Originally from Lilydale inMelbourne’s outer east, Milton started out in high-performance cars and gotinvolved in motorsport fabricating dragsters.
Working for TDR is the fullyaccredited motor mechanic’s first full-time job in motor racing. Hisfabrication skills have come along the way, developing his knowledge as hewent.
Milton started with TDR at PhillipIsland in 2011 after getting bored with the street-car scene and applying foran advertised job with the team.
He has been the number twomechanic on the main game car since Bathurst 2011.
“I just needed something to challengemyself again and there is nothing much more challenging than doing this,” MIltonsaid. “It tests everything you have got basically.”
Explain your nickname: “Chardonnay.It’s actually on my pit helmet. Apparently I like to have a bit of a whine attimes.”
Tony Lindsay – truck driver and tyre technician
Originally from beautiful Hawkes Bayin New Zealand, Lindsay is an experienced trucky who was living in Brisbanewhen TDR team manger Dylan Napier got in contact last January.
“I knew Dylan previously and he gaveme a phone call and said ‘I hear you are over here driving trucks, do you wanta job?’. I think that was on a Tuesday, I jumped on a plane on the Sunday andstarted on the Monday,” the 34-year old recalled.

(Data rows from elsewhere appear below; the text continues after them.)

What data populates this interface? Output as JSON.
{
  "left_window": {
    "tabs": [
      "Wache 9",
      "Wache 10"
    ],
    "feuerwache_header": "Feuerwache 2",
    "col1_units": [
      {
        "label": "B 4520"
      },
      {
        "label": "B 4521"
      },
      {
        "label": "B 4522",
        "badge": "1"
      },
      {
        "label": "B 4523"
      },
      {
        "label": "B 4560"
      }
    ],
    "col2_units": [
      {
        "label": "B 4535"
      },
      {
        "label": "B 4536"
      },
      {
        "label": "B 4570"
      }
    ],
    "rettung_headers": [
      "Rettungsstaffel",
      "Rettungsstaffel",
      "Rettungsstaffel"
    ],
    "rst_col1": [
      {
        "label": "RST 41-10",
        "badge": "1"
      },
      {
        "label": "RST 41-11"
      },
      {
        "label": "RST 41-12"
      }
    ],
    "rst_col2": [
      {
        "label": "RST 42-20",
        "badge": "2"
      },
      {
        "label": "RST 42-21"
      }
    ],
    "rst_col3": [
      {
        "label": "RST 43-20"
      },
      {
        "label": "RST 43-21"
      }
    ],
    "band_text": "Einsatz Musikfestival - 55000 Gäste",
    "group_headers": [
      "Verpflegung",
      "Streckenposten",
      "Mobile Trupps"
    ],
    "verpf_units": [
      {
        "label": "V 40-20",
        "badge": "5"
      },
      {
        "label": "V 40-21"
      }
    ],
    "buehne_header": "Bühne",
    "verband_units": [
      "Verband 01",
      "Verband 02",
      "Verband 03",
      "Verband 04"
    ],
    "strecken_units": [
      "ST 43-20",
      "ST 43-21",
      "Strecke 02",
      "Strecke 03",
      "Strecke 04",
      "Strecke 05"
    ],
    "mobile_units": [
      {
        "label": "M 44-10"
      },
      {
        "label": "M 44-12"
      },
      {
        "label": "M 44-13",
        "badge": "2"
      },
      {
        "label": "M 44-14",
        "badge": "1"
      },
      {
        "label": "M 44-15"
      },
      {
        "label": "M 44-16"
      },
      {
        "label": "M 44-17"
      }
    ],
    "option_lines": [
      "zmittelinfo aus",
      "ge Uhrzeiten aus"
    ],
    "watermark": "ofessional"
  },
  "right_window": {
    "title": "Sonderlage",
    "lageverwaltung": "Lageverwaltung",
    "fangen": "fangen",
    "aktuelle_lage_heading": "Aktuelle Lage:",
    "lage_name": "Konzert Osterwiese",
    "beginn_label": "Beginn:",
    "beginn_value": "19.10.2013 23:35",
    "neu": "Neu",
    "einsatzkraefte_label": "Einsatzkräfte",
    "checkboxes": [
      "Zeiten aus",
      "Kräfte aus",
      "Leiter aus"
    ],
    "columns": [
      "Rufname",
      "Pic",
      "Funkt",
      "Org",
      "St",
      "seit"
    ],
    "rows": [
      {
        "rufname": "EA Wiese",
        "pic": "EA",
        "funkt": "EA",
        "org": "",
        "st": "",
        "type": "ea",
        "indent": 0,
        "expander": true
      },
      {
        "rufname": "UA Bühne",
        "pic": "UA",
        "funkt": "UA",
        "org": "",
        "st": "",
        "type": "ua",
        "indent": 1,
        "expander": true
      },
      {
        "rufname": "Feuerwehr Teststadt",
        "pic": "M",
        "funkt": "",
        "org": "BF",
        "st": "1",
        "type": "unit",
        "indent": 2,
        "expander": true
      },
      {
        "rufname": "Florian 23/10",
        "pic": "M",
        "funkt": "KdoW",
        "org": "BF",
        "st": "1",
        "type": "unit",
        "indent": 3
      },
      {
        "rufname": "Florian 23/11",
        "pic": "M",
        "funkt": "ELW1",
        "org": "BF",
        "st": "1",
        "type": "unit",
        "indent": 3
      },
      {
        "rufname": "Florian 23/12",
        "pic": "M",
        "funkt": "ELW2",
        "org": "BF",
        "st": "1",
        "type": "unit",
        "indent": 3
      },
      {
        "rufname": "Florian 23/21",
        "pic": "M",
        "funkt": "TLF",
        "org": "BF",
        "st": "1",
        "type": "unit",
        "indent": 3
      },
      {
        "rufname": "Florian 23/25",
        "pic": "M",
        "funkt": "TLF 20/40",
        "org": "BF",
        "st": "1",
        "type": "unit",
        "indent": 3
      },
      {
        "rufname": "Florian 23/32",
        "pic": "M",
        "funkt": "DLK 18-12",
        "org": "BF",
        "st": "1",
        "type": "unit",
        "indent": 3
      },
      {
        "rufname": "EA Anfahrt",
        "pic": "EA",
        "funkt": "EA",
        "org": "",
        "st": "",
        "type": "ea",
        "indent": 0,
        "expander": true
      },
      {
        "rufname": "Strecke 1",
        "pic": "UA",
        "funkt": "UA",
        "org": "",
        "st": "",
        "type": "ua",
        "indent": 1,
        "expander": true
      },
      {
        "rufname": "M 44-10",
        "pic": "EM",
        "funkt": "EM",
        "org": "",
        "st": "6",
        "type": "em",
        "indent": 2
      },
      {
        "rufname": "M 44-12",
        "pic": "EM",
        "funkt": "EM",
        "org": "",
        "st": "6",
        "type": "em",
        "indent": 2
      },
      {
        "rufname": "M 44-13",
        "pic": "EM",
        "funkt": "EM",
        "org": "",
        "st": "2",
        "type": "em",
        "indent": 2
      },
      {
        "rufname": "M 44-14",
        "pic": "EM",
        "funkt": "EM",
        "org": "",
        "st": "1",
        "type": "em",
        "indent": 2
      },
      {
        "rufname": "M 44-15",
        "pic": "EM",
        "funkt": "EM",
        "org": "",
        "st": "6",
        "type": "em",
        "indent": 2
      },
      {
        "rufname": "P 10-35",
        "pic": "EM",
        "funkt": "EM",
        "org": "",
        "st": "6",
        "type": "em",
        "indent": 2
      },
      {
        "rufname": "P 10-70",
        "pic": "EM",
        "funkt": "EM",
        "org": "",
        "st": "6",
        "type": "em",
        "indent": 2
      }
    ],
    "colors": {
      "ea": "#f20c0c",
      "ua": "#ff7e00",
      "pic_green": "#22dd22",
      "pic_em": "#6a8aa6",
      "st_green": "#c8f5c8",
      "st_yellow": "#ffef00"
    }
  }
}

“It’s my first job in motor racingand I love it. I have always loved the V8s and always watched them on TV. Ithas always been a dream to drive a transporter for the V8s and the dream has cometrue.”